Though Toyota may be a big fan, hydrogen cars have a problem. Energy must move from wire to gas to wire to power the car. There are always significant losses when the energy vector changes. For Battery Electric Vehicles (BEV) the energy stays on wires all the way to the car. Tom Baxter at the University of Aberdeen looks at the losses at each stage to show that for hydrogen only 38% of the original electricity gets used. For BEVs it’s 80%. Hydrogen has other advantages. Its energy density means a full tank gives it a far greater range, and refuelling is quick. But refuelling innovations for BEVs are catching up. Specifically, the concept of not recharging but swapping your low battery with a fully charged one at a station – it can take minutes – solves the range problem.

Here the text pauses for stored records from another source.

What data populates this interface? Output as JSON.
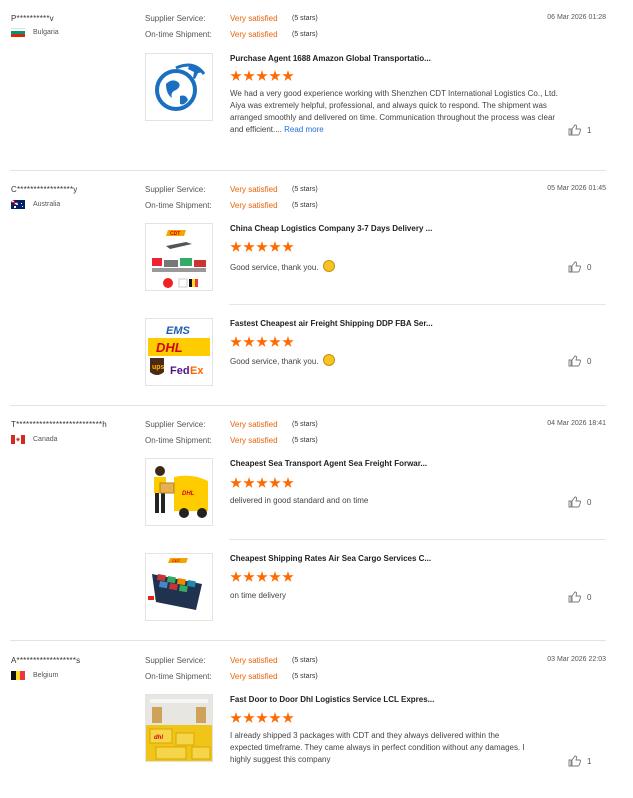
{
  "labels": {
    "supplier_service": "Supplier Service:",
    "ontime_shipment": "On-time Shipment:",
    "read_more": "Read more"
  },
  "reviews": [
    {
      "user": "P**********v",
      "country": "Bulgaria",
      "flag": "bulgaria",
      "date": "06 Mar 2026 01:28",
      "supplier_rating": "Very satisfied",
      "supplier_stars": "(5 stars)",
      "shipment_rating": "Very satisfied",
      "shipment_stars": "(5 stars)",
      "items": [
        {
          "title": "Purchase Agent 1688 Amazon Global Transportatio...",
          "stars": 5,
          "text": "We had a very good experience working with Shenzhen CDT International Logistics Co., Ltd. Aiya was extremely helpful, professional, and always quick to respond. The shipment was arranged smoothly and delivered on time. Communication throughout the process was clear and efficient....",
          "likes": "1",
          "thumb_icon": "globe-plane-logo-icon"
        }
      ]
    },
    {
      "user": "C*****************y",
      "country": "Australia",
      "flag": "australia",
      "date": "05 Mar 2026 01:45",
      "supplier_rating": "Very satisfied",
      "supplier_stars": "(5 stars)",
      "shipment_rating": "Very satisfied",
      "shipment_stars": "(5 stars)",
      "items": [
        {
          "title": "China Cheap Logistics Company 3-7 Days Delivery ...",
          "stars": 5,
          "text": "Good service, thank you.",
          "likes": "0",
          "thumb_icon": "cdt-transport-icon"
        },
        {
          "title": "Fastest Cheapest air Freight Shipping DDP FBA Ser...",
          "stars": 5,
          "text": "Good service, thank you.",
          "likes": "0",
          "thumb_icon": "courier-logos-icon"
        }
      ]
    },
    {
      "user": "T**************************h",
      "country": "Canada",
      "flag": "canada",
      "date": "04 Mar 2026 18:41",
      "supplier_rating": "Very satisfied",
      "supplier_stars": "(5 stars)",
      "shipment_rating": "Very satisfied",
      "shipment_stars": "(5 stars)",
      "items": [
        {
          "title": "Cheapest Sea Transport Agent Sea Freight Forwar...",
          "stars": 5,
          "text": "delivered in good standard and on time",
          "likes": "0",
          "thumb_icon": "dhl-courier-icon"
        },
        {
          "title": "Cheapest Shipping Rates Air Sea Cargo Services C...",
          "stars": 5,
          "text": "on time delivery",
          "likes": "0",
          "thumb_icon": "cargo-ship-icon"
        }
      ]
    },
    {
      "user": "A******************s",
      "country": "Belgium",
      "flag": "belgium",
      "date": "03 Mar 2026 22:03",
      "supplier_rating": "Very satisfied",
      "supplier_stars": "(5 stars)",
      "shipment_rating": "Very satisfied",
      "shipment_stars": "(5 stars)",
      "items": [
        {
          "title": "Fast Door to Door Dhl Logistics Service LCL Expres...",
          "stars": 5,
          "text": "I already shipped 3 packages with CDT and they  always delivered within the expected timeframe. They came always in perfect condition without any damages. I highly suggest this company",
          "likes": "1",
          "thumb_icon": "dhl-warehouse-icon"
        }
      ]
    }
  ],
  "colors": {
    "accent": "#e8630a",
    "star": "#ff6a00",
    "link": "#1e6fdc",
    "divider": "#e3e3e3"
  }
}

That implies the renting of your battery, which usefully spreads its cost (the battery can be 25% of the up-front cost of a new BEV). Baxter believes hydrogen will play an important role in industry and heating, but very much doubts it for cars.
Energy Post 11th June 2020 read more »